Finance Minister AMA Muhith yesterday hinted that there was no longer any chance for Muhammad Yunus to retake control of the Grameen Bank.
“No matter how loudly he cries, Professor Yunus would no longer be able to grab the Grameen Bank,” the finance minister told reporters after a cabinet meeting yesterday.
Muhith also said the government would retain its 25 percent share in the bank and had no plans to take full control of the pioneering microfinance institution.
“There is no need for the government to take a majority share, as a statutory body will control it,” he said.
He added that there would be no changes in the running of the bank, which was founded by Yunus.
The minister’s comments came days ahead of the expected passage of the Grameen Bank Law 2013, abolishing the Grameen Bank Ordinance 1983, to restructure the Nobel Peace Prize-winning micro-credit lender.
Meanwhile, the government was looking for a new chairman to replace the incumbent who submitted his resignation last week, Muhith said.
“The present chairman will continue until we find a new one,” he said.
Khondaker Muzammel Huq, the bank’s government-appointed chairman, resigned from the post cit-ing health reasons.
The draft Grameen Bank Law 2013 is likely to be sent to the Law Ministry on August 25 for vetting, a top official at the ministry said.
The government moved to enact the new law in line with an interim recommendation made by the Grameen Bank Commission which was set up last May to review the operations of the bank and its associated organisations, and make recommendations about their future structures.
Earlier, a committee advocated increasing the institution’s capital to Tk3.5b from the existing Tk30m, and its paid-up capital to Tk3b, from the current Tk59m.

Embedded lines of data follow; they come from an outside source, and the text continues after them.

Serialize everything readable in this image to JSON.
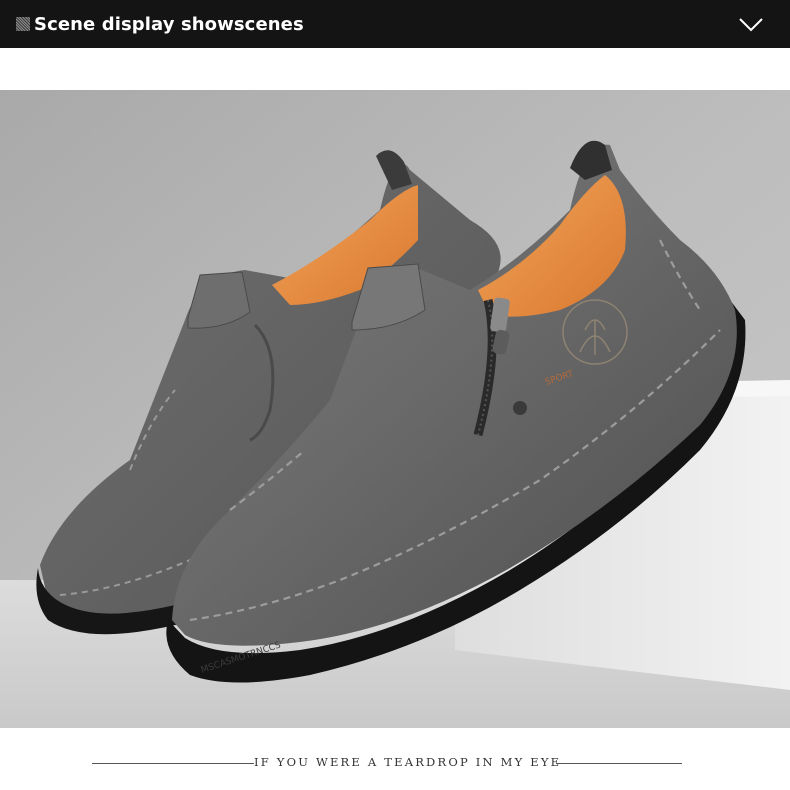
{
  "header": {
    "title": "Scene display showscenes",
    "toggle_icon": "chevron-down-icon",
    "background": "#141414"
  },
  "scene": {
    "image_subject": "pair of grey leather slip-on loafers with side zipper",
    "sole_text": "MSCASMOTRNCCS",
    "tongue_logo_text": "SPORT"
  },
  "footer": {
    "tagline": "IF YOU WERE A TEARDROP IN MY EYE"
  }
}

The committee also recommended that the bank’s nine directors be elected after scrutiny by two electorates, appointed by the bank’s management.